    2. Get help if you feel overwhelmed. Ask a trusted adult for their help with an issue.  There is no reason to go it alone.
    3. If you hear back from a friend or trusted adult that more action should be taken, be open to doing that too.
Prepare to take action as a bystander when bullying occurs
  1. Situational awareness - look for clues to know if someone becoming a victim, like emotional reactions of being shocked, shielding themselves, or being fearful
  2. Get involved, improve the situation - review the reference for the following at Role of Bystander, 
  3. Appropriate responses of bystander -
    1. Ask the recipient if they are ok, offer to help.
    2. Make it clear you are not a contributor to bullying in your daily habits;
      1. Be a good role model and treat people with respect, especially those you see others treated poorly
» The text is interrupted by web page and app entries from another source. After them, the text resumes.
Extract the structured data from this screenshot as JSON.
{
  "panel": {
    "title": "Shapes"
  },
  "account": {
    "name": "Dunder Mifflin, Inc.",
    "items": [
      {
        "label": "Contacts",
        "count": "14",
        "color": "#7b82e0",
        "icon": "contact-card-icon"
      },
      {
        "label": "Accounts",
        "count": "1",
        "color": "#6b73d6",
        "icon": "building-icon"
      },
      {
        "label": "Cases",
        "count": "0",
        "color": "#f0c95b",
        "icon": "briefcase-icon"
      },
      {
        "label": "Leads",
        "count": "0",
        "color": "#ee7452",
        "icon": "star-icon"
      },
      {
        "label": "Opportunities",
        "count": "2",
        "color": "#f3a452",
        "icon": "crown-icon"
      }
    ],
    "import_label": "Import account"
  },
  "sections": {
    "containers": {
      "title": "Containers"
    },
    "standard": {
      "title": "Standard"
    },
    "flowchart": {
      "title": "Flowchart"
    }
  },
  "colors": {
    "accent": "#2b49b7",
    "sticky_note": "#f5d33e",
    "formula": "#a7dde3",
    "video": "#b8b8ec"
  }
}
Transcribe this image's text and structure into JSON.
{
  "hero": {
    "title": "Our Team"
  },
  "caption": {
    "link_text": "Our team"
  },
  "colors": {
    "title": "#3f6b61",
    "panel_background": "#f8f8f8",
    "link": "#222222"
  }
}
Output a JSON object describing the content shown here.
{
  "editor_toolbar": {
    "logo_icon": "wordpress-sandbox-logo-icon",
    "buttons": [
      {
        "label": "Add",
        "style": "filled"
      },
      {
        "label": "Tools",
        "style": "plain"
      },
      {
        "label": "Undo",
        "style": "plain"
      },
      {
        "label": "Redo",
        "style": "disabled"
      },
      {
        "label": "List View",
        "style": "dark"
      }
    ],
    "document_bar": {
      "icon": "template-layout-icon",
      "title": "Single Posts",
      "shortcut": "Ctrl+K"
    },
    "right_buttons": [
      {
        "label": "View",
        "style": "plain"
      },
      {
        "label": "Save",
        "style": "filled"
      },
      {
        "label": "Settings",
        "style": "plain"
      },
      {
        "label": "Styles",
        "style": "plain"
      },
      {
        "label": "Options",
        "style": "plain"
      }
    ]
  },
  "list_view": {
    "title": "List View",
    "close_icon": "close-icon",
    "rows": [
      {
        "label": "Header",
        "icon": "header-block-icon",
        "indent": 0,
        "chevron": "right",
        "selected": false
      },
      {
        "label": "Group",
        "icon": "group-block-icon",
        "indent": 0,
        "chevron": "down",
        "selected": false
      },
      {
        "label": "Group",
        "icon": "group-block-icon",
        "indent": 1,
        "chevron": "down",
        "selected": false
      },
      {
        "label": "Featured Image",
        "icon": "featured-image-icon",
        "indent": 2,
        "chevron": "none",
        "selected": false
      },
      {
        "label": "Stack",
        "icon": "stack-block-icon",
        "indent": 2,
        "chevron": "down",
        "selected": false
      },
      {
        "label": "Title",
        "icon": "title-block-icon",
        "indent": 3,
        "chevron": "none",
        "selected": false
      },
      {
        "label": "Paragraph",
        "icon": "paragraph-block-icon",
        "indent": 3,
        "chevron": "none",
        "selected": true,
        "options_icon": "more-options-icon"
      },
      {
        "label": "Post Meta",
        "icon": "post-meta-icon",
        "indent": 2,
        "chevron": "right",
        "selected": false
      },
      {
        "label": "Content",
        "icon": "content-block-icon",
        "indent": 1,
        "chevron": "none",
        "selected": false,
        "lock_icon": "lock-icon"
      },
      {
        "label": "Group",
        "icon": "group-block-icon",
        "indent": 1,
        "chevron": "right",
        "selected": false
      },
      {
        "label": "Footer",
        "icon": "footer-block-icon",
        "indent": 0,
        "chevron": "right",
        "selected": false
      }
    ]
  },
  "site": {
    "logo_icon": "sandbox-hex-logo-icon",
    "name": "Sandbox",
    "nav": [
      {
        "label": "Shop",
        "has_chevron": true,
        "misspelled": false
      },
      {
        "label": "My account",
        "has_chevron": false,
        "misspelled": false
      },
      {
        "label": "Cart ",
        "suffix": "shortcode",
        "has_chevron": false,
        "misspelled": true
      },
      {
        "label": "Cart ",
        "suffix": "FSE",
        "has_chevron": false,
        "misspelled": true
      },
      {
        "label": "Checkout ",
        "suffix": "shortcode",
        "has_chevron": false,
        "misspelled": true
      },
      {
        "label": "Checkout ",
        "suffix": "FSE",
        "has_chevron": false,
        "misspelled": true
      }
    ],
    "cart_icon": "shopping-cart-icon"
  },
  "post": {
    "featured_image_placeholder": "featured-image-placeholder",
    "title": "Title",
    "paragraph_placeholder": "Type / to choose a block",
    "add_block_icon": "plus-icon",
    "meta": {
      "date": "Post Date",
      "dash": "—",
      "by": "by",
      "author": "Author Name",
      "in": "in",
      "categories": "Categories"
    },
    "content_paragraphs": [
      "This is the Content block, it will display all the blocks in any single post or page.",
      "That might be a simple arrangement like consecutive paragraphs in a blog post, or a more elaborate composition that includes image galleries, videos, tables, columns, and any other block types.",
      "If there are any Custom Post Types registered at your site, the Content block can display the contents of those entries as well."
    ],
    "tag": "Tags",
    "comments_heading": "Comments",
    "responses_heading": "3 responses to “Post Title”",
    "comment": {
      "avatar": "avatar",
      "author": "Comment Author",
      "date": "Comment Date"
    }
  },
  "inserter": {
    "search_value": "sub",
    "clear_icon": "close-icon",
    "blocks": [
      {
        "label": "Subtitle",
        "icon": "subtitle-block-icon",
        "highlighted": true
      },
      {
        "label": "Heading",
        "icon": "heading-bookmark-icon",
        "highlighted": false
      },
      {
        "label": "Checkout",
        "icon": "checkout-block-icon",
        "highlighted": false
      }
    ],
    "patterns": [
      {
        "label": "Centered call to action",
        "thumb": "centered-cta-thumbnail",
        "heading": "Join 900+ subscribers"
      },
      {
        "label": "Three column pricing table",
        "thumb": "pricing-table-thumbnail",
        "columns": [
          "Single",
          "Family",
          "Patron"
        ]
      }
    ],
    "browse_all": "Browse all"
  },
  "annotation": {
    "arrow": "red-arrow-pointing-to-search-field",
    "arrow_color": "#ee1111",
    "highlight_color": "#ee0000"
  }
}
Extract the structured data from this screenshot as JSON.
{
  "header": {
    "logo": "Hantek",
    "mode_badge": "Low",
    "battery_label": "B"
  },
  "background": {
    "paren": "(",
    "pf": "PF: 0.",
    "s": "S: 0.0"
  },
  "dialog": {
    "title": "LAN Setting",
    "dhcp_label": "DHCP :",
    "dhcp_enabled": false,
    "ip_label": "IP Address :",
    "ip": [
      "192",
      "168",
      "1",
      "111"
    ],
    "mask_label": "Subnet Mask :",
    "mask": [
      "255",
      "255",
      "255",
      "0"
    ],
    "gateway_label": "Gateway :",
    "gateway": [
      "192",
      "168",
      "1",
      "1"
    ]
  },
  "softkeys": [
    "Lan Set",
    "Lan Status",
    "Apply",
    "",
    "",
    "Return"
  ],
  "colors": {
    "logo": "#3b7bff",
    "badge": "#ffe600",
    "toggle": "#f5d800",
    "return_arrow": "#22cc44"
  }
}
        1. We can be kind while keeping personal judgements to ourselves
    3. When friends shares negative gossip with you, or are trying to influence you to have contempt for others, you can use body language and words to communicate...
      1. Act uninterested with expressionless face saying, "Whatever, not interested."
      2. Confront nicely - make eye contact while lowering your chin slightly, sounding sad say, "Maybe thinking about them (peron's name) so much isn't good for you."
      3. Confront assertively - stand your ground body pose and using lowered voice say, "When you talk that way you sound like monster, I'm out", then leave.
        1. See more assertive examples using a 3 Part message from
    4. Move the focus for the potential victim/receiver by changing the subject, or asking them to move to another location with you
  4. Observe and report to trusted adult
    1.  Leave your opinion out when you share what you saw or heard it can help to write it down & give paper to trusted adult
      1. Review above under Situational Awareness how to speak to dispatcher with calling 9-1-1
  5. Practice responding to different bystander situations -
    1. brainstorm bullying incidents (as class or large group)
    2. triad grouping (split up in groups of 3)
    3. try all three roles (aggressor/bully, potential victim/receiver, & bystander) and act out improvisational role plays
      1. Example 
        1. Jackie/Bully insults, leans towards Jen, "You're so ugly, I'm sick of you, take a bath!"
        2. Jen/Receiver acts shocked, Leans back, "What?"
        3. Jill/Bystander intervenes, Taps Jen on the shoulder, motions her to come her way, givers her an out, "Can I talk with you?"
When you have impulse to be aggressive with someone and let them have it
  1. Situational awareness - THINK! STOP FEELING! THINK IT THROUGH!
  2. Take 10 - give yourself a break, find a place and chance to be thoughtful person, you are not a monster.
  3. Take corrective action - be assertive to address the concern in the right way (see 3 Part message from
  4. Not sure, confused, then seek trusted adult for consultation - no reason to go it alone.